Q - How many takes were involved in "Rock Your Baby"?
A - One take. They did the track, I sang it, that was it. At the end, when I finished it, Rick said, "George, at the end when you get to Aah three times, on the last one time I'm gonna punch in just hold it. I said okay and he punched in. That's what I did and that was it.
Q - What was the follow-up to "Rock Your Baby"?
A - The follow-up was "I Can't Leave You Alone" on the first album. Then it was a few songs after "I Can't Leave You Alone", "Baby, Baby, Sweet Baby" and "You Can Have It All" and "I Get Lifted". "I Get Lifted", from that album, was still the most simple Hip-Hop song out there. That song "Rock Your Baby" took me all over the world. I was the first one to play among an integrated audience in South Africa back then. There was no problem. It was packed. Everybody mixed together, not divided. Everybody was sitting right next to each other. First come, first served. It was unbelievable.
Q - Back in the 1970s it was common place to pair different styles of musical acts on the same bill. So, who did you perform with, besides James Brown?
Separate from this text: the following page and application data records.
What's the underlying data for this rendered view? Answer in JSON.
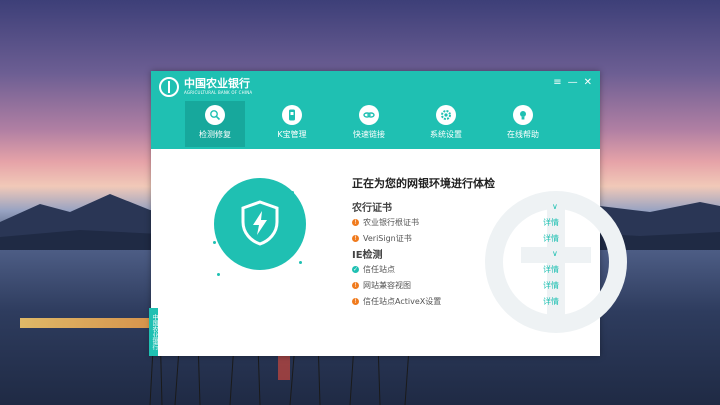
{
  "window": {
    "logo_cn": "中国农业银行",
    "logo_en": "AGRICULTURAL BANK OF CHINA",
    "controls": {
      "menu": "≡",
      "minimize": "—",
      "close": "✕"
    }
  },
  "nav": {
    "items": [
      {
        "label": "检测修复",
        "icon": "search-shield-icon"
      },
      {
        "label": "K宝管理",
        "icon": "usb-key-icon"
      },
      {
        "label": "快速链接",
        "icon": "link-icon"
      },
      {
        "label": "系统设置",
        "icon": "gear-icon"
      },
      {
        "label": "在线帮助",
        "icon": "lightbulb-icon"
      }
    ]
  },
  "side_tab": "中国农业银行",
  "check": {
    "title": "正在为您的网银环境进行体检",
    "sections": [
      {
        "name": "农行证书",
        "items": [
          {
            "label": "农业银行根证书",
            "status": "warn",
            "detail": "详情"
          },
          {
            "label": "VeriSign证书",
            "status": "warn",
            "detail": "详情"
          }
        ]
      },
      {
        "name": "IE检测",
        "items": [
          {
            "label": "信任站点",
            "status": "ok",
            "detail": "详情"
          },
          {
            "label": "网站兼容视图",
            "status": "warn",
            "detail": "详情"
          },
          {
            "label": "信任站点ActiveX设置",
            "status": "warn",
            "detail": "详情"
          }
        ]
      }
    ]
  },
  "colors": {
    "accent": "#1fc0b2",
    "accent_dark": "#17a89c",
    "warn": "#f07b1e"
  }
}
A - Bo Diddley, Chuck Berry, Tavares, Chi-Lites, Patti LaBelle, Bonnie Pointer of The Pointer Sisters. There were so many artists.
Q - But, you were never paired with say a Hard Rock group, were you?
A - In Germany, yes. I was on a show with Steppenwolf.
Q - How did you go over with that audience?
A - Great! "Rock Your Baby" was like the National Anthem for everybody. It's a song that stands out on its own. Gene Simmons was in the studio and he gave me a compliment about "Rock Your Baby". "Rock Your Baby" inspired him to write one of his songs. It also inspired ABBA to write one of their hit songs. It's unbelievable.
Q - Did you ever meet John Lennon?
A - No. I met Mick Jagger. I met Bill Wyman.
Q - Where will you perform when you hit the road with your newest CD?
A - I don't know yet. I haven't planned anything actually. Let's see when it's released how we want to put the band together and where we want to go with the promotion. I could be in front of fifty people one night and the next night in front of fifty thousand people.
Q - That keeps you on your toes.
A - Yeah. That's how it it. So, I'm very versatile. It doesn't bother me at all. Where my fans are, I'll be there.